**Items from an interface collection**
-- Opening Marker --

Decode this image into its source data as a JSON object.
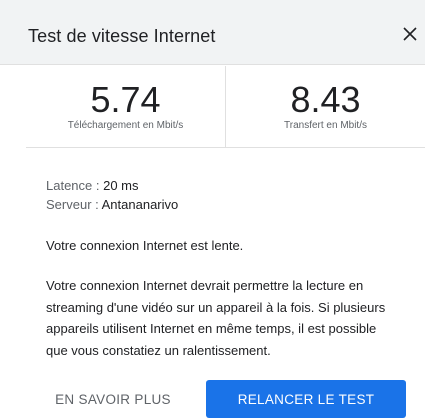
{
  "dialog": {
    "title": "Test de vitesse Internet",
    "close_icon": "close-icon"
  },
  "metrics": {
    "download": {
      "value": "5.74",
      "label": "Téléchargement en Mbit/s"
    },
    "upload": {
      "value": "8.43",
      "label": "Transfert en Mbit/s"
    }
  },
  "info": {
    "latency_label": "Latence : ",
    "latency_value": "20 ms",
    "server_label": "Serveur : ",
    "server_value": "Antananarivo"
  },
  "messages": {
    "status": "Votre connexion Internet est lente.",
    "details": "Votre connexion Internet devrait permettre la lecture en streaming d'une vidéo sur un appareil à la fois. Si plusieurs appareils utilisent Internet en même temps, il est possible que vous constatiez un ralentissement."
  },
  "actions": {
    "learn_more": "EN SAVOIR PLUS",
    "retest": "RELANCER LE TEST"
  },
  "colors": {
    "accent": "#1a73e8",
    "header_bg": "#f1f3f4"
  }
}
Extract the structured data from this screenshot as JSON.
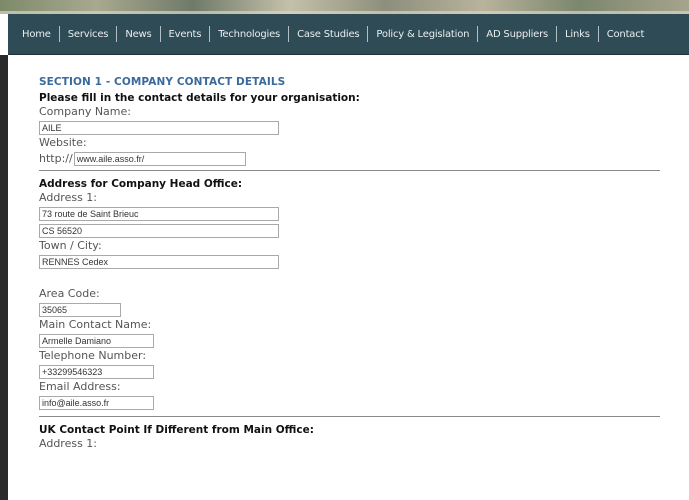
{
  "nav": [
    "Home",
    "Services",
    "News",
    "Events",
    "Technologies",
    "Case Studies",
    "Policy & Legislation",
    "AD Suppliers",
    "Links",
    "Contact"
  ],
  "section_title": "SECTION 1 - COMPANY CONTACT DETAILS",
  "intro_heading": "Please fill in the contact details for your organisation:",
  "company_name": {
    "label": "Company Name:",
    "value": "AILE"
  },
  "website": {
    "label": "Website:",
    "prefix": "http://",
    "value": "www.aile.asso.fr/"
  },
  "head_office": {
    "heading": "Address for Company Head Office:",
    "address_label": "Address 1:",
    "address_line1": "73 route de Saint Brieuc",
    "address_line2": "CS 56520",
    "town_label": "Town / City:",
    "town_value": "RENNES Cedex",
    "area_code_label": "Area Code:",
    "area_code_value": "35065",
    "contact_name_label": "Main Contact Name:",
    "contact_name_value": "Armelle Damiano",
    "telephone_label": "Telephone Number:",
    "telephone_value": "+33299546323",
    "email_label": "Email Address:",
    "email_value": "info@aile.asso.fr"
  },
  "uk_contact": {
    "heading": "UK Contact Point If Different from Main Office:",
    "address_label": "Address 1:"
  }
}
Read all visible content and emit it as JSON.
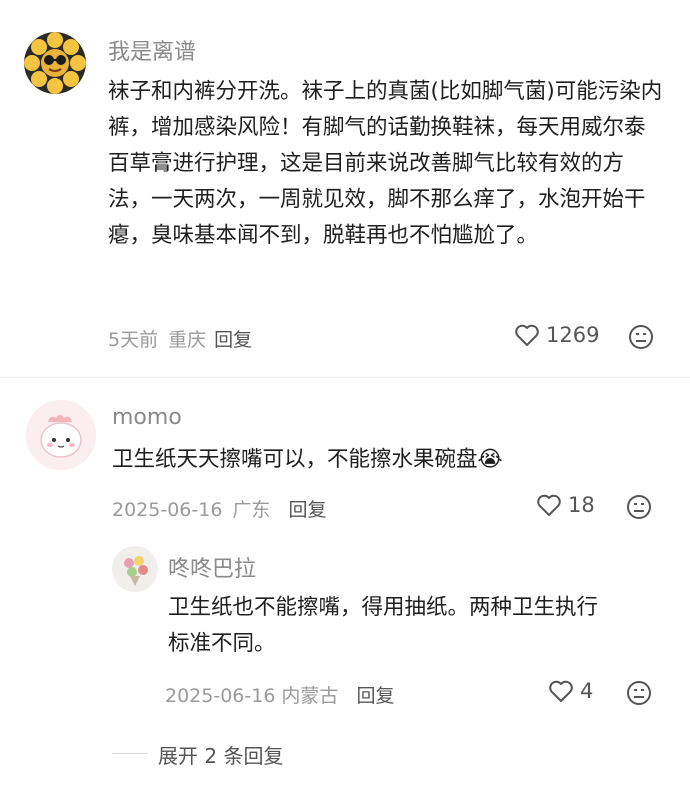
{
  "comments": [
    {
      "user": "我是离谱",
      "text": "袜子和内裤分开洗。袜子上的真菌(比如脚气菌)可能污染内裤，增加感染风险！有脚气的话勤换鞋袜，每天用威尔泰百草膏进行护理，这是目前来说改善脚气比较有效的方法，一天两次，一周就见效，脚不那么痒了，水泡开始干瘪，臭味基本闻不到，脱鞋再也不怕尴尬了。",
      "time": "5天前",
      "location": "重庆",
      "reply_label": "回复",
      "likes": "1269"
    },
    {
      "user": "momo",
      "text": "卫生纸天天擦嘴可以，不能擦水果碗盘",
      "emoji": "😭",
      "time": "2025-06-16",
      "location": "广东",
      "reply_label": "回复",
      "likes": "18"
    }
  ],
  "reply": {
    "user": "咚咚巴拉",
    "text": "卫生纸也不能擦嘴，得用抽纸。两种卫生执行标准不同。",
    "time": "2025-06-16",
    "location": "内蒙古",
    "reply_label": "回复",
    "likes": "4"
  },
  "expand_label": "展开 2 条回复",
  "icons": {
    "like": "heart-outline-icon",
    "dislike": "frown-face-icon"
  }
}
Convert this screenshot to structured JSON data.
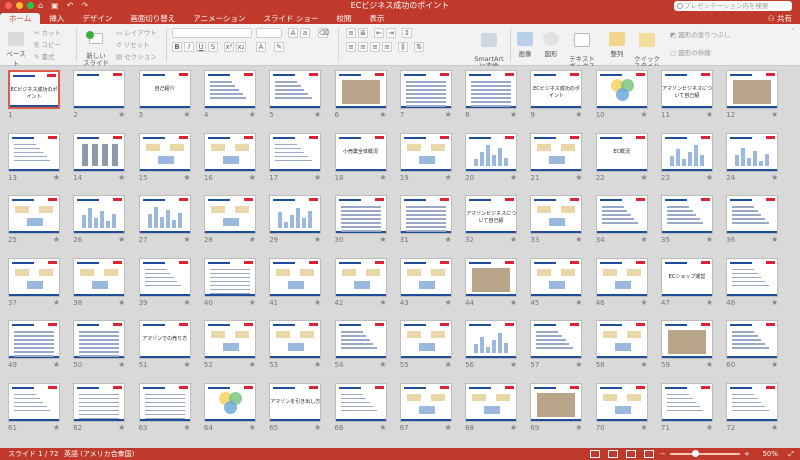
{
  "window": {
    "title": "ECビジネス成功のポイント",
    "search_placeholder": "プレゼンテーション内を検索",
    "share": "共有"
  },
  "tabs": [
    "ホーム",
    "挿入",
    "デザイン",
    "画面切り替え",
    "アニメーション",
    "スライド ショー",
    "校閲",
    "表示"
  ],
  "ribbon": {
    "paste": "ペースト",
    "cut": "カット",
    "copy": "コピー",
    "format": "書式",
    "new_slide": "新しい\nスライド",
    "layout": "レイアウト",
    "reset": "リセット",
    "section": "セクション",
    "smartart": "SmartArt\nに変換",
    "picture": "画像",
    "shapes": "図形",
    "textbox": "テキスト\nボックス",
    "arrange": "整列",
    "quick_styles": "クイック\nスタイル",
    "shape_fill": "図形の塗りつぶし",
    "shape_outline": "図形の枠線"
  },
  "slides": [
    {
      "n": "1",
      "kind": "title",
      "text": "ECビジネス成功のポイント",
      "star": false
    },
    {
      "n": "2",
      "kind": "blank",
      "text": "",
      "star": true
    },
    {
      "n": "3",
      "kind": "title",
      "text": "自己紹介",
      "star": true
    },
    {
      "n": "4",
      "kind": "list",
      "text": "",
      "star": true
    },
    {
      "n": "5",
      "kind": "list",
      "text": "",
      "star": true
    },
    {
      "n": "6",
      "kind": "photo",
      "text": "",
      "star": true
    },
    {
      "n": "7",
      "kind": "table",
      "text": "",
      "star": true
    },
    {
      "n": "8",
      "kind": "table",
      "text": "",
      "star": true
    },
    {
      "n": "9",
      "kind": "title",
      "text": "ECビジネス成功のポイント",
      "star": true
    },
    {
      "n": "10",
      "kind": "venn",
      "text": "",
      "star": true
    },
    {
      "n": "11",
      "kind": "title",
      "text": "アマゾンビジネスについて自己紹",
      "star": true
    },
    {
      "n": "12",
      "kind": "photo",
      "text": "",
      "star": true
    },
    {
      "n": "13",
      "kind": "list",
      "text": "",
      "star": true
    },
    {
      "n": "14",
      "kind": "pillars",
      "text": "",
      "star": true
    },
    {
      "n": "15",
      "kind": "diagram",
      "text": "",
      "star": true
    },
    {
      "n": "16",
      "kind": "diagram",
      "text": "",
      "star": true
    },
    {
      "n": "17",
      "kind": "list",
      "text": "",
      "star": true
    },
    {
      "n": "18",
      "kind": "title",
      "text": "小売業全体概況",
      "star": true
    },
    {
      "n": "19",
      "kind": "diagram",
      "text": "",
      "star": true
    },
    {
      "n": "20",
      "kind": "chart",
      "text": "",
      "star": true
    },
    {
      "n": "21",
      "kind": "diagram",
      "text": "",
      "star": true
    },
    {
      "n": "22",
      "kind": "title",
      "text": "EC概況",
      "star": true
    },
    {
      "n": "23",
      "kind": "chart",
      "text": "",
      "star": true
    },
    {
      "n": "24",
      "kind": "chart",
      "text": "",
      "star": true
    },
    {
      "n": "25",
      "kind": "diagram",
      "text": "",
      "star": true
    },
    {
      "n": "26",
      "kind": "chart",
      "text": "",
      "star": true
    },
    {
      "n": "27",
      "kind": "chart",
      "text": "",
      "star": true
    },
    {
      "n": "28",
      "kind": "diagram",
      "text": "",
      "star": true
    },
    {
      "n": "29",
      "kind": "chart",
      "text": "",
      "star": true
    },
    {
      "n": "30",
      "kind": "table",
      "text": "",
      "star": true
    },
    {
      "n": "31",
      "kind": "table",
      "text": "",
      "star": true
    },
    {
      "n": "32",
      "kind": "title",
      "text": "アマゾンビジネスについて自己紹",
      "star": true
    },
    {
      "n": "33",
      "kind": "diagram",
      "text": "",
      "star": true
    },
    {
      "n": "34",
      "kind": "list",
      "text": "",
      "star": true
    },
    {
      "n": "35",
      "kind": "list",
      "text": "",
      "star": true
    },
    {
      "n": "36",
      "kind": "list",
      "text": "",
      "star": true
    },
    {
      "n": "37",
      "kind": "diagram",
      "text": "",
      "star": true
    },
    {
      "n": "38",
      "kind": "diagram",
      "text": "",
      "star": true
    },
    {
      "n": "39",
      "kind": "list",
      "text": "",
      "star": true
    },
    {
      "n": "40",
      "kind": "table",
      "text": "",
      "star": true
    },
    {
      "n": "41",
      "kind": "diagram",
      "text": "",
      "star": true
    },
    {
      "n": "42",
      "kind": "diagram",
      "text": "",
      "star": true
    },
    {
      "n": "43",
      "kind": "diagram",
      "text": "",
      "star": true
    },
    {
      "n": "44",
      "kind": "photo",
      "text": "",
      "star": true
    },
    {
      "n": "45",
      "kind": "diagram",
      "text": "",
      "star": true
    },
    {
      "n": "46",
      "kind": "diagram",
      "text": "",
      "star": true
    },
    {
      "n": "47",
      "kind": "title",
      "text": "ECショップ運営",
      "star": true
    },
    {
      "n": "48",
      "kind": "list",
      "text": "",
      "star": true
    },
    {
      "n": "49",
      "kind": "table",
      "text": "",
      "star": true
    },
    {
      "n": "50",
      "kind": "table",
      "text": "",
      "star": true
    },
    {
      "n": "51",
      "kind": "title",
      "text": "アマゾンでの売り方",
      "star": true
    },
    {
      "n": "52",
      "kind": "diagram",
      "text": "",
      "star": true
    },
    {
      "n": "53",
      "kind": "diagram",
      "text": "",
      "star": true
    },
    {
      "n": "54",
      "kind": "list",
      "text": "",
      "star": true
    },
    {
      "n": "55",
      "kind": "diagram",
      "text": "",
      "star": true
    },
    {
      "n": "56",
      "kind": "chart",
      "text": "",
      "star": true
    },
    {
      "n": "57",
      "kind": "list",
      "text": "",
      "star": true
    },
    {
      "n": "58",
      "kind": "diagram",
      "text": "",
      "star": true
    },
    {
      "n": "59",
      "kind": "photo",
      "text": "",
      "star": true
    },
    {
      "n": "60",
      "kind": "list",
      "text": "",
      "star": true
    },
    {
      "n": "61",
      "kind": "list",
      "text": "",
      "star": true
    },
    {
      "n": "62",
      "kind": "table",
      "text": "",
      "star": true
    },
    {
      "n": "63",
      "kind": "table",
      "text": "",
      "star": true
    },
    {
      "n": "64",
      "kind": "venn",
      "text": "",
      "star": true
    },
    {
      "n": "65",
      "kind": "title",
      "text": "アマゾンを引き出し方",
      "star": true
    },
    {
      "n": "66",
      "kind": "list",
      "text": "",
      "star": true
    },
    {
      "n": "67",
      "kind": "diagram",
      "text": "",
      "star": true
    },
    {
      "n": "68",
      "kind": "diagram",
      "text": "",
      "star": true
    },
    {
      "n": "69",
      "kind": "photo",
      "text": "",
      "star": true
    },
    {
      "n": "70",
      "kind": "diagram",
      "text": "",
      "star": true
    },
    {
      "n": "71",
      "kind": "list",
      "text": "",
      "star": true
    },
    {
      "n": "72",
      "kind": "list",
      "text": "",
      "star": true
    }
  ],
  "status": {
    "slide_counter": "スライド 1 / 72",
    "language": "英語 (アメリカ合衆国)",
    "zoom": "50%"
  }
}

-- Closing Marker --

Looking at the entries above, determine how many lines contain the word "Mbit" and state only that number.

2